## Activity
Every line below is to be quoted exactly, with nothing added or dropped.

Saved entries
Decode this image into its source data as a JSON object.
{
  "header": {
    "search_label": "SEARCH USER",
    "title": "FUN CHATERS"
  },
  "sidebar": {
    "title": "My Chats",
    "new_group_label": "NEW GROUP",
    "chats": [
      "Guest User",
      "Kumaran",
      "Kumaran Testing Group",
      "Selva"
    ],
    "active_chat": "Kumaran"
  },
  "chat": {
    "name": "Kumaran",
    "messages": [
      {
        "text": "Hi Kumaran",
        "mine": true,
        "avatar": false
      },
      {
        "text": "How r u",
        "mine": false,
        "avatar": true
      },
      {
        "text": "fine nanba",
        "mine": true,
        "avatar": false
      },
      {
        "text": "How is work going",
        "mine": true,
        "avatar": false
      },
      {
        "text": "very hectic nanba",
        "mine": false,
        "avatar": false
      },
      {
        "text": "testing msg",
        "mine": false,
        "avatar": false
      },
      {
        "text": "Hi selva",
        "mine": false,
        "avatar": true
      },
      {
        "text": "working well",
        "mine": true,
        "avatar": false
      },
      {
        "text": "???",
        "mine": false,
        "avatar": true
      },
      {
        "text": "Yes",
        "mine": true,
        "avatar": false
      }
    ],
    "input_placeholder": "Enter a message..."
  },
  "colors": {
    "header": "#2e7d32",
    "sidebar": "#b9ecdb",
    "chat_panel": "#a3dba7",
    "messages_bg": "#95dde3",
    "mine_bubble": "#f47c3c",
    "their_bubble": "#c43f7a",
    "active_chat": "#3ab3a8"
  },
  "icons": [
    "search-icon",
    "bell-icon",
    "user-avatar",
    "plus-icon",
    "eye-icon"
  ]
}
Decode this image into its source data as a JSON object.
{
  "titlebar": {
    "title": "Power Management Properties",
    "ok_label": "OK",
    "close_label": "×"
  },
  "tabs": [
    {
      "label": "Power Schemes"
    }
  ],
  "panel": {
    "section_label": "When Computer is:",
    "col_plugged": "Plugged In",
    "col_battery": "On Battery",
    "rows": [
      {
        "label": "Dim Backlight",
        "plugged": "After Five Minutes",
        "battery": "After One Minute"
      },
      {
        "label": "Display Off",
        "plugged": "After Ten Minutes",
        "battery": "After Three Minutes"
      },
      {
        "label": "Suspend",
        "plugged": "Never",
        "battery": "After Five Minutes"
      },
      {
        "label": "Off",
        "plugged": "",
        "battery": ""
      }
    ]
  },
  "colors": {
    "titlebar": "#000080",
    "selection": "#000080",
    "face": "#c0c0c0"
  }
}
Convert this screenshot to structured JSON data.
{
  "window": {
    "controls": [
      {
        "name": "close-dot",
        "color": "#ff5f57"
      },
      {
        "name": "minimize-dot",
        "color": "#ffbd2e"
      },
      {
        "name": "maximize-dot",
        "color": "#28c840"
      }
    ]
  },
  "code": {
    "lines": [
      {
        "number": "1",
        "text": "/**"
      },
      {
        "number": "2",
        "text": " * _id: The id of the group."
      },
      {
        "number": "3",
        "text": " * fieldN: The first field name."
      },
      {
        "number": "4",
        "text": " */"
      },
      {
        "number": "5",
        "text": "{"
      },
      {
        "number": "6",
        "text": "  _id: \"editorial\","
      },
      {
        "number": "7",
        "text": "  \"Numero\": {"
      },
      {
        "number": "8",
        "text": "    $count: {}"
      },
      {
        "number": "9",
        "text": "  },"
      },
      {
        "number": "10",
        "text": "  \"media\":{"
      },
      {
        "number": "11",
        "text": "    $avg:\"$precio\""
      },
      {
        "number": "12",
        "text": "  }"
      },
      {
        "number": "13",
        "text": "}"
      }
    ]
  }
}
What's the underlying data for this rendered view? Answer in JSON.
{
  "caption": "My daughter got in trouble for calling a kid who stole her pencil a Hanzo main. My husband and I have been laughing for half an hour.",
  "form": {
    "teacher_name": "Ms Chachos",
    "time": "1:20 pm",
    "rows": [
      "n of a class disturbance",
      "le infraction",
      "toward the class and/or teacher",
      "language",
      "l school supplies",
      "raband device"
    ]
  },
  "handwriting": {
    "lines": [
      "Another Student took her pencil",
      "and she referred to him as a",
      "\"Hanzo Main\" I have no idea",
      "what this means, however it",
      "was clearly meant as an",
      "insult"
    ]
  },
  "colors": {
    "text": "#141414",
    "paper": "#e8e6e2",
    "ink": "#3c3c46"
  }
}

## Task solution
Decode this image into its source data as a JSON object.
{
  "header": {
    "search_label": "SEARCH USER",
    "title": "FUN CHATERS"
  },
  "sidebar": {
    "title": "My Chats",
    "new_group_label": "NEW GROUP",
    "chats": [
      "Guest User",
      "Kumaran",
      "Kumaran Testing Group",
      "Selva"
    ],
    "active_chat": "Kumaran"
  },
  "chat": {
    "name": "Kumaran",
    "messages": [
      {
        "text": "Hi Kumaran",
        "mine": true,
        "avatar": false
      },
      {
        "text": "How r u",
        "mine": false,
        "avatar": true
      },
      {
        "text": "fine nanba",
        "mine": true,
        "avatar": false
      },
      {
        "text": "How is work going",
        "mine": true,
        "avatar": false
      },
      {
        "text": "very hectic nanba",
        "mine": false,
        "avatar": false
      },
      {
        "text": "testing msg",
        "mine": false,
        "avatar": false
      },
      {
        "text": "Hi selva",
        "mine": false,
        "avatar": true
      },
      {
        "text": "working well",
        "mine": true,
        "avatar": false
      },
      {
        "text": "???",
        "mine": false,
        "avatar": true
      },
      {
        "text": "Yes",
        "mine": true,
        "avatar": false
      }
    ],
    "input_placeholder": "Enter a message..."
  },
  "colors": {
    "header": "#2e7d32",
    "sidebar": "#b9ecdb",
    "chat_panel": "#a3dba7",
    "messages_bg": "#95dde3",
    "mine_bubble": "#f47c3c",
    "their_bubble": "#c43f7a",
    "active_chat": "#3ab3a8"
  },
  "icons": [
    "search-icon",
    "bell-icon",
    "user-avatar",
    "plus-icon",
    "eye-icon"
  ]
}
Decode this image into its source data as a JSON object.
{
  "titlebar": {
    "title": "Power Management Properties",
    "ok_label": "OK",
    "close_label": "×"
  },
  "tabs": [
    {
      "label": "Power Schemes"
    }
  ],
  "panel": {
    "section_label": "When Computer is:",
    "col_plugged": "Plugged In",
    "col_battery": "On Battery",
    "rows": [
      {
        "label": "Dim Backlight",
        "plugged": "After Five Minutes",
        "battery": "After One Minute"
      },
      {
        "label": "Display Off",
        "plugged": "After Ten Minutes",
        "battery": "After Three Minutes"
      },
      {
        "label": "Suspend",
        "plugged": "Never",
        "battery": "After Five Minutes"
      },
      {
        "label": "Off",
        "plugged": "",
        "battery": ""
      }
    ]
  },
  "colors": {
    "titlebar": "#000080",
    "selection": "#000080",
    "face": "#c0c0c0"
  }
}
Convert this screenshot to structured JSON data.
{
  "window": {
    "controls": [
      {
        "name": "close-dot",
        "color": "#ff5f57"
      },
      {
        "name": "minimize-dot",
        "color": "#ffbd2e"
      },
      {
        "name": "maximize-dot",
        "color": "#28c840"
      }
    ]
  },
  "code": {
    "lines": [
      {
        "number": "1",
        "text": "/**"
      },
      {
        "number": "2",
        "text": " * _id: The id of the group."
      },
      {
        "number": "3",
        "text": " * fieldN: The first field name."
      },
      {
        "number": "4",
        "text": " */"
      },
      {
        "number": "5",
        "text": "{"
      },
      {
        "number": "6",
        "text": "  _id: \"editorial\","
      },
      {
        "number": "7",
        "text": "  \"Numero\": {"
      },
      {
        "number": "8",
        "text": "    $count: {}"
      },
      {
        "number": "9",
        "text": "  },"
      },
      {
        "number": "10",
        "text": "  \"media\":{"
      },
      {
        "number": "11",
        "text": "    $avg:\"$precio\""
      },
      {
        "number": "12",
        "text": "  }"
      },
      {
        "number": "13",
        "text": "}"
      }
    ]
  }
}
What's the underlying data for this rendered view? Answer in JSON.
{
  "caption": "My daughter got in trouble for calling a kid who stole her pencil a Hanzo main. My husband and I have been laughing for half an hour.",
  "form": {
    "teacher_name": "Ms Chachos",
    "time": "1:20 pm",
    "rows": [
      "n of a class disturbance",
      "le infraction",
      "toward the class and/or teacher",
      "language",
      "l school supplies",
      "raband device"
    ]
  },
  "handwriting": {
    "lines": [
      "Another Student took her pencil",
      "and she referred to him as a",
      "\"Hanzo Main\" I have no idea",
      "what this means, however it",
      "was clearly meant as an",
      "insult"
    ]
  },
  "colors": {
    "text": "#141414",
    "paper": "#e8e6e2",
    "ink": "#3c3c46"
  }
}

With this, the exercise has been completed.